| Fourth Quarter 2012 | story by ALEX DELANEY, PRINCIPAL, INDEPSYS INC |
Of all the questions that I get asked on a daily basis, one of the most frequent is, “What exactly is the Cloud?” I can understand the confusion, because the answer can vary a lot depending on whom you ask, and some answers can get very technical and complicated.
Simply put, the Cloud is a service provided by a third party company that specializes in storage of media and/or software. This stored media and/or software can then be delivered to all of your devices, either mobile or stationary. To help take this definition even further, let’s look at a few examples in which the Cloud may be used.
EXAMPLE 1: You take a photo on your mobile phone and it almost instantly appears on your desktop and tablet. Is it magic? Of course not, the only magic here is a cloud service at work. Th e cloud soft ware in your phone, once purchased and activated, uploads the photo to one of the cloud provider’s many servers, where it is then stored. Similar cloud service soft ware on your desktop or tablet sees the photo that has been loaded on the server, and downloads it so that it is available on all your devices. What may seem like magic to some is really just a series of digital tagging, and automated downloading and uploading.
EXAMPLE 2: Your company uses a database to store client information and sales records that are accessed by many offices across the country. Rather than having to store the data on company owned equipment in each location, and deal with the maintenance, licensing, and staffing that can come with owning servers, the company has decided to subscribe to a third party cloud service to handle the information, also referred to as a database. The database can be delivered as a website, a piece of soft ware, or even a mobile app. As an end-user, you are assigned a username and password, which can be used to access the database no matter where you are, or what device you are using, with very little chance the service will ever be unavailable.

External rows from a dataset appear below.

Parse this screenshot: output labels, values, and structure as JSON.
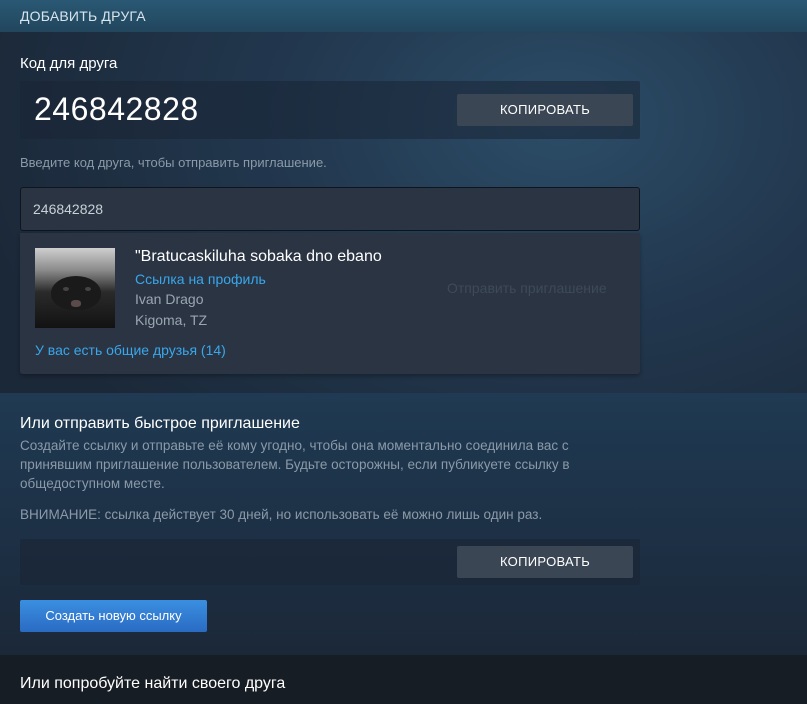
{
  "header": {
    "title": "ДОБАВИТЬ ДРУГА"
  },
  "friend_code": {
    "heading": "Код для друга",
    "value": "246842828",
    "copy_label": "КОПИРОВАТЬ"
  },
  "invite": {
    "hint": "Введите код друга, чтобы отправить приглашение.",
    "input_value": "246842828"
  },
  "result": {
    "name": "\"Bratucaskiluha sobaka dno ebano",
    "profile_link": "Ссылка на профиль",
    "real_name": "Ivan Drago",
    "location": "Kigoma, TZ",
    "send_invite": "Отправить приглашение",
    "mutual_friends": "У вас есть общие друзья (14)"
  },
  "quick_invite": {
    "title": "Или отправить быстрое приглашение",
    "description": "Создайте ссылку и отправьте её кому угодно, чтобы она моментально соединила вас с принявшим приглашение пользователем. Будьте осторожны, если публикуете ссылку в общедоступном месте.",
    "warning": "ВНИМАНИЕ: ссылка действует 30 дней, но использовать её можно лишь один раз.",
    "copy_label": "КОПИРОВАТЬ",
    "new_link_label": "Создать новую ссылку"
  },
  "find_friend": {
    "title": "Или попробуйте найти своего друга"
  }
}
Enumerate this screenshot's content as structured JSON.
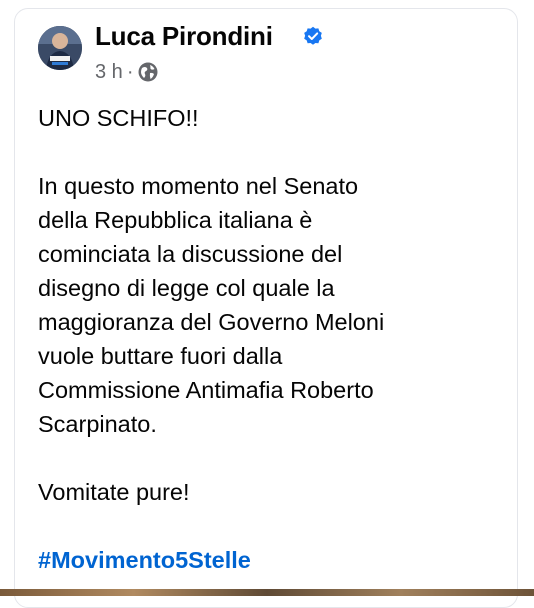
{
  "post": {
    "author": "Luca Pirondini",
    "timestamp": "3 h",
    "separator": "·",
    "verified_color": "#1877f2",
    "audience_icon": "globe-icon",
    "headline": "UNO SCHIFO!!",
    "paragraph_lines": [
      "In questo momento nel Senato",
      "della Repubblica italiana è",
      "cominciata la discussione del",
      "disegno di legge col quale la",
      "maggioranza del Governo Meloni",
      "vuole buttare fuori dalla",
      "Commissione Antimafia Roberto",
      "Scarpinato."
    ],
    "closing": "Vomitate pure!",
    "hashtag": "#Movimento5Stelle",
    "hashtag_color": "#0064d1"
  }
}
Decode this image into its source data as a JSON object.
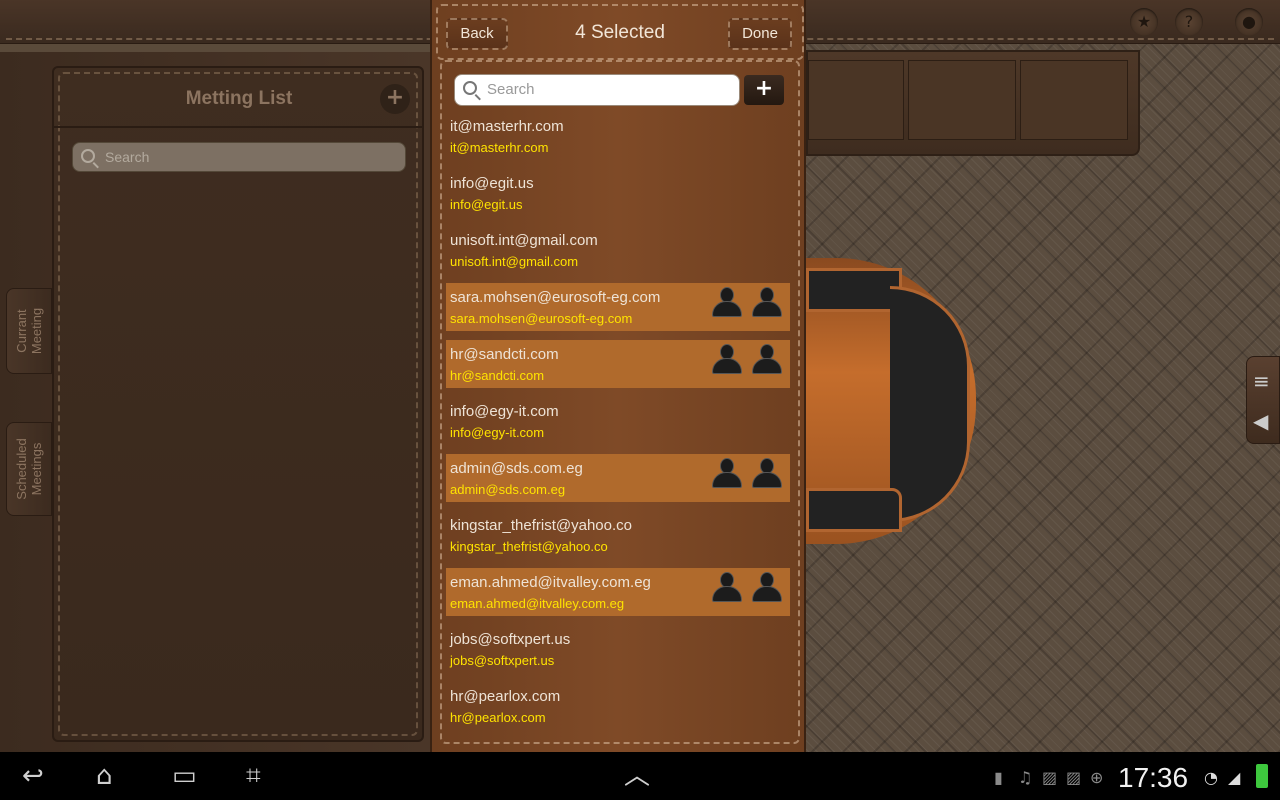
{
  "popup": {
    "title": "4 Selected",
    "back_label": "Back",
    "done_label": "Done",
    "search_placeholder": "Search",
    "add_label": "+",
    "contacts": [
      {
        "name": "it@masterhr.com",
        "email": "it@masterhr.com",
        "selected": false
      },
      {
        "name": "info@egit.us",
        "email": "info@egit.us",
        "selected": false
      },
      {
        "name": "unisoft.int@gmail.com",
        "email": "unisoft.int@gmail.com",
        "selected": false
      },
      {
        "name": "sara.mohsen@eurosoft-eg.com",
        "email": "sara.mohsen@eurosoft-eg.com",
        "selected": true
      },
      {
        "name": "hr@sandcti.com",
        "email": "hr@sandcti.com",
        "selected": true
      },
      {
        "name": "info@egy-it.com",
        "email": "info@egy-it.com",
        "selected": false
      },
      {
        "name": "admin@sds.com.eg",
        "email": "admin@sds.com.eg",
        "selected": true
      },
      {
        "name": "kingstar_thefrist@yahoo.co",
        "email": "kingstar_thefrist@yahoo.co",
        "selected": false
      },
      {
        "name": "eman.ahmed@itvalley.com.eg",
        "email": "eman.ahmed@itvalley.com.eg",
        "selected": true
      },
      {
        "name": "jobs@softxpert.us",
        "email": "jobs@softxpert.us",
        "selected": false
      },
      {
        "name": "hr@pearlox.com",
        "email": "hr@pearlox.com",
        "selected": false
      }
    ]
  },
  "left_panel": {
    "title": "Metting List",
    "add_label": "+",
    "search_placeholder": "Search"
  },
  "side_tabs": {
    "current": "Currant\nMeeting",
    "scheduled": "Scheduled\nMeetings"
  },
  "top_icons": [
    "star-icon",
    "help-icon",
    "user-icon"
  ],
  "right_tab_icons": [
    "menu-icon",
    "back-arrow-icon"
  ],
  "status_bar": {
    "time": "17:36"
  },
  "colors": {
    "selected_row": "#b06a2c",
    "email_text": "#ffe300",
    "popup_bg": "#7f4a27"
  }
}
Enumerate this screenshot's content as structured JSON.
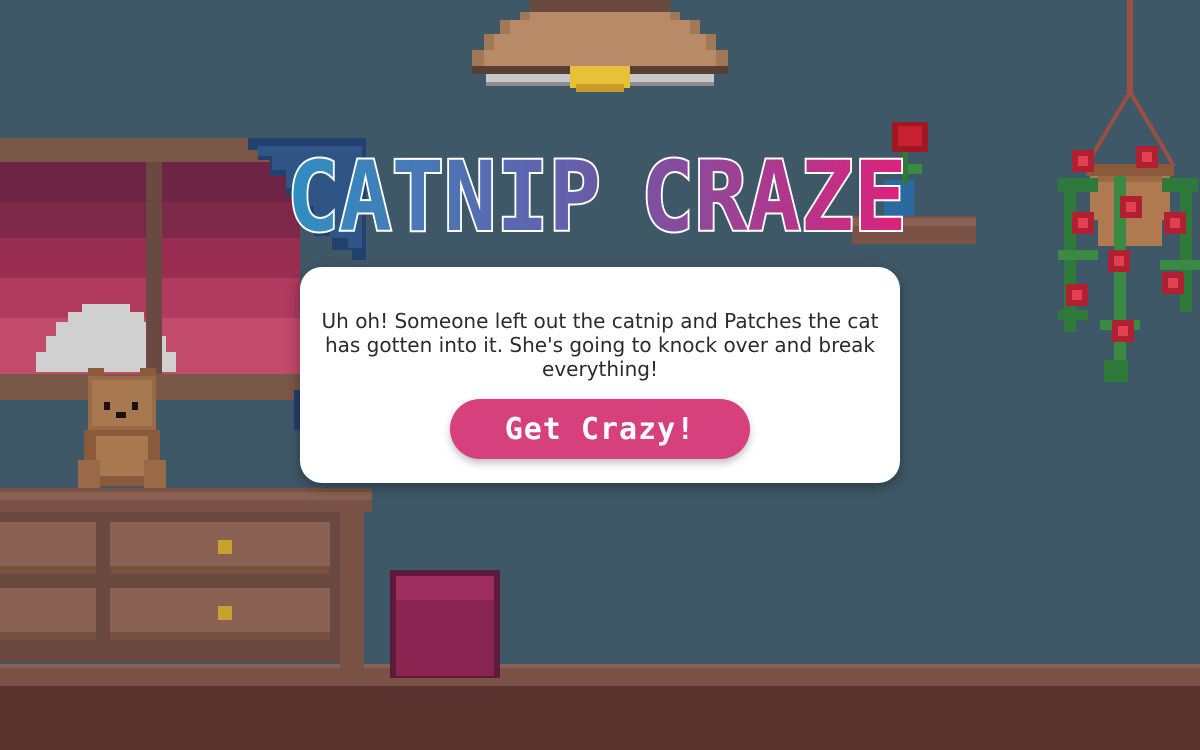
{
  "game": {
    "title_word_1": "CATNIP",
    "title_word_2": "CRAZE",
    "intro_text": "Uh oh! Someone left out the catnip and Patches the cat has gotten into it. She's going to knock over and break everything!",
    "start_button_label": "Get Crazy!"
  },
  "colors": {
    "wall": "#3f5868",
    "floor": "#5a3530",
    "button": "#d6407c",
    "title_gradient": [
      "#2f8fc0",
      "#6a5aa8",
      "#e0207a"
    ]
  },
  "scene_objects": [
    "ceiling-lamp",
    "window-with-sunset",
    "curtain",
    "teddy-bear",
    "dresser",
    "cushion-stool",
    "wall-shelf",
    "rose-vase",
    "hanging-plant",
    "floor"
  ]
}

Example 3: A growing company wants their employees to have a full desktop experience without the high cost of licensing and equipment for each employee plus the additional cost of maintenance and insurance. After researching available options, they have decided to deploy a server, or series of servers that they either own and operate, or lease. Now they are able to provide a remote desktop complete with email, word processor, and spreadsheet authoring software in a true desktop style, without the cost of individual equipment, and little or no maintenance. Employees from anywhere in the world can access their “computer” from nearly any device with an internet connection, allowing for remote productivity. Microsoft’s Terminal Services and Citrix, Inc’s. Citrix environments are perfect examples of this.
These examples show some of the benefits of the Cloud, but just like any other service, individual providers deliver these benefits differently, each having strengths and weaknesses. There are many companies that provide cloud services but for the purposes of this article I will review only a few of the most popular consumer level providers.
The first, and most popular is Dropbox. Dropbox has a huge advantage as they supply software and apps for almost every device and platform, from Windows to Mac, to iPhone and Android. This makes uploading and accessing photos, documents, and other media very easy and convenient. Unfortunately, Dropbox has
recently had some very serious issues with security, making users take caution with what they store there. This shouldn’t discourage average consumers to use the service, but it may make some businesses think twice.
The next is Apple’s iCloud service. Apple has always done a fantastic job integrating their software across all the devices they make. If you have an iPad, an iPhone, and a MacBook you’ll most likely find the service to be very fluid and easy to use. If you own an iPhone but do not use a Mac computer however, things can get a little more complicated. Many users in this situation find that there are some things that will sync, some things that sometimes sync, and some that just simply won’t sync at all. And with Apple’s new operating system, even Mac users are seeing some of these problems.
Google Drive is definitely your best option if you have an Android device. And, everyone that has a Gmail address already has a Drive account. The service automatically sets itself up as a folder on your desktop or laptop, and users can simply drag-and-drop documents or other media to this folder to sync. Disappointingly, many users report issues with the documents never syncing, or when they do, they have been converted to file types that the average user can’t open. There are work-arounds that have been found and posted on the Internet, but finding help from Google itself can prove fruitless.
Finally we’ll look at a few notables. Microsoft’s SkyDrive, on the new Windows 8 phones and desktops, looks very promising. Little known SugarSync has received very high marks by some online bloggers and tech news websites. Some providers have a specific niche in the Cloud. Evernote for example does a great job of taking notes in various forms (photos, text, and even audio) and stores them in a cloud style.
Cloud computing is going to be around for a long time and there are many service providers that are getting into the increasingly popular and quickly improving “Cloud” market. As well it should be. It meets the needs of many users and makes our digital lives a lot easier. So ask your tech guy what solution would be best for you, and start enjoying the benefits of “THE CLOUD.”